◆ Description of the task:
Write the data below out exactly as it stands. Do not include the pictures.

◆ Record excerpts:
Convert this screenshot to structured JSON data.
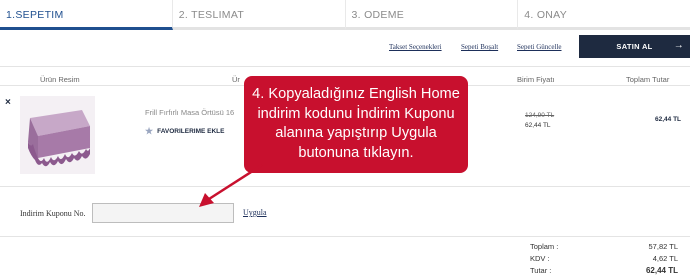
{
  "steps": [
    {
      "label": "1.SEPETIM"
    },
    {
      "label": "2. TESLIMAT"
    },
    {
      "label": "3. ODEME"
    },
    {
      "label": "4. ONAY"
    }
  ],
  "actions": {
    "link1": "Takset Seçenekleri",
    "link2": "Sepeti Boşalt",
    "link3": "Sepeti Güncelle",
    "buy": "SATIN AL",
    "buy_icon": "→"
  },
  "table": {
    "col_image": "Ürün Resim",
    "col_name": "Ür",
    "col_unit": "Birim Fiyatı",
    "col_total": "Toplam Tutar"
  },
  "product": {
    "remove": "×",
    "name": "Frill Fırfırlı Masa Örtüsü 16",
    "favorite": "FAVORILERIME EKLE",
    "old_price": "124,90 TL",
    "new_price": "62,44 TL",
    "total": "62,44 TL"
  },
  "coupon": {
    "label": "Indirim Kuponu No.",
    "value": "",
    "apply": "Uygula"
  },
  "summary": {
    "subtotal_label": "Toplam :",
    "subtotal": "57,82 TL",
    "kdv_label": "KDV :",
    "kdv": "4,62 TL",
    "total_label": "Tutar :",
    "total": "62,44 TL"
  },
  "callout": {
    "text": "4. Kopyaladığınız English Home indirim kodunu İndirim Kuponu alanına yapıştırıp Uygula butonuna tıklayın."
  },
  "colors": {
    "accent": "#1e2a40",
    "active_step": "#1f4f8f",
    "callout": "#c8102e"
  }
}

◆ Exercise response:
Convert this screenshot to structured JSON data.
{
  "steps": [
    {
      "label": "1.SEPETIM"
    },
    {
      "label": "2. TESLIMAT"
    },
    {
      "label": "3. ODEME"
    },
    {
      "label": "4. ONAY"
    }
  ],
  "actions": {
    "link1": "Takset Seçenekleri",
    "link2": "Sepeti Boşalt",
    "link3": "Sepeti Güncelle",
    "buy": "SATIN AL",
    "buy_icon": "→"
  },
  "table": {
    "col_image": "Ürün Resim",
    "col_name": "Ür",
    "col_unit": "Birim Fiyatı",
    "col_total": "Toplam Tutar"
  },
  "product": {
    "remove": "×",
    "name": "Frill Fırfırlı Masa Örtüsü 16",
    "favorite": "FAVORILERIME EKLE",
    "old_price": "124,90 TL",
    "new_price": "62,44 TL",
    "total": "62,44 TL"
  },
  "coupon": {
    "label": "Indirim Kuponu No.",
    "value": "",
    "apply": "Uygula"
  },
  "summary": {
    "subtotal_label": "Toplam :",
    "subtotal": "57,82 TL",
    "kdv_label": "KDV :",
    "kdv": "4,62 TL",
    "total_label": "Tutar :",
    "total": "62,44 TL"
  },
  "callout": {
    "text": "4. Kopyaladığınız English Home indirim kodunu İndirim Kuponu alanına yapıştırıp Uygula butonuna tıklayın."
  },
  "colors": {
    "accent": "#1e2a40",
    "active_step": "#1f4f8f",
    "callout": "#c8102e"
  }
}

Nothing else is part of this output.